**Directions for this task**: Lines with the word "legend" are the answer; copy each of them from the data below.

**Supplied data**:
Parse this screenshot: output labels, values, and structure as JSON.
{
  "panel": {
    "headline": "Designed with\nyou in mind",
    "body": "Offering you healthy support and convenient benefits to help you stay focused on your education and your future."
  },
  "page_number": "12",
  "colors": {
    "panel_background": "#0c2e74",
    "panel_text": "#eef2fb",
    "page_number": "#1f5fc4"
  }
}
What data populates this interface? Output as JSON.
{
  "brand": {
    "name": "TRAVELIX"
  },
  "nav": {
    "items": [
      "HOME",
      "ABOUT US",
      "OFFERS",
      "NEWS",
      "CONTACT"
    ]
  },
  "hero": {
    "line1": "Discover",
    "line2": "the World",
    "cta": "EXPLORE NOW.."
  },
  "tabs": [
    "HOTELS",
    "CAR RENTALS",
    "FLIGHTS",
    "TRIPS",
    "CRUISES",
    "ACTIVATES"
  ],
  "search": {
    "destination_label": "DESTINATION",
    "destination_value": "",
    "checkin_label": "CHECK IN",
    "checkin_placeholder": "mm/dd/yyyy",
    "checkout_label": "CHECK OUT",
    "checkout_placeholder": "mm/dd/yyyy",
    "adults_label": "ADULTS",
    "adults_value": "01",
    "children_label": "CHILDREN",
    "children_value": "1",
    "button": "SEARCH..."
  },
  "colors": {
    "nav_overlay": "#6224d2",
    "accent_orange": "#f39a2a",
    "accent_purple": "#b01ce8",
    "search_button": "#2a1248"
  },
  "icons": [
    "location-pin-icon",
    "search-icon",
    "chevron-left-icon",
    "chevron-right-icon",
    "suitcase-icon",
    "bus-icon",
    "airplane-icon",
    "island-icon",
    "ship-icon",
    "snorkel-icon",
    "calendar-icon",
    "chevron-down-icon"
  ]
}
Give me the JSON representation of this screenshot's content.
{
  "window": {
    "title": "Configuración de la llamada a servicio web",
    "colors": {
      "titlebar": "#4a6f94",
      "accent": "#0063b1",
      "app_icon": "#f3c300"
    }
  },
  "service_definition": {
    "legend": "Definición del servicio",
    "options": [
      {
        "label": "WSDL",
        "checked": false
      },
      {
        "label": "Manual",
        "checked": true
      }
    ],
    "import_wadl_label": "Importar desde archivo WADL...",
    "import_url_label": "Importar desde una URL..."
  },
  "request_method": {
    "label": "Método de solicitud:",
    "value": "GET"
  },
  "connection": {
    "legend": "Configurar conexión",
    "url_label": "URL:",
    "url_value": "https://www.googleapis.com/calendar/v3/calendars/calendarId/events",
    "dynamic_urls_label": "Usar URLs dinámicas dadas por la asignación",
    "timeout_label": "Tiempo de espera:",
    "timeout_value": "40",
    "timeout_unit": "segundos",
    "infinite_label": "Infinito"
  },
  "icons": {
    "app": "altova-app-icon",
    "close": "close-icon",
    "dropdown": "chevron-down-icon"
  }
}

**Solved problem**:
    "legend": "Definición del servicio",
    "legend": "Configurar conexión",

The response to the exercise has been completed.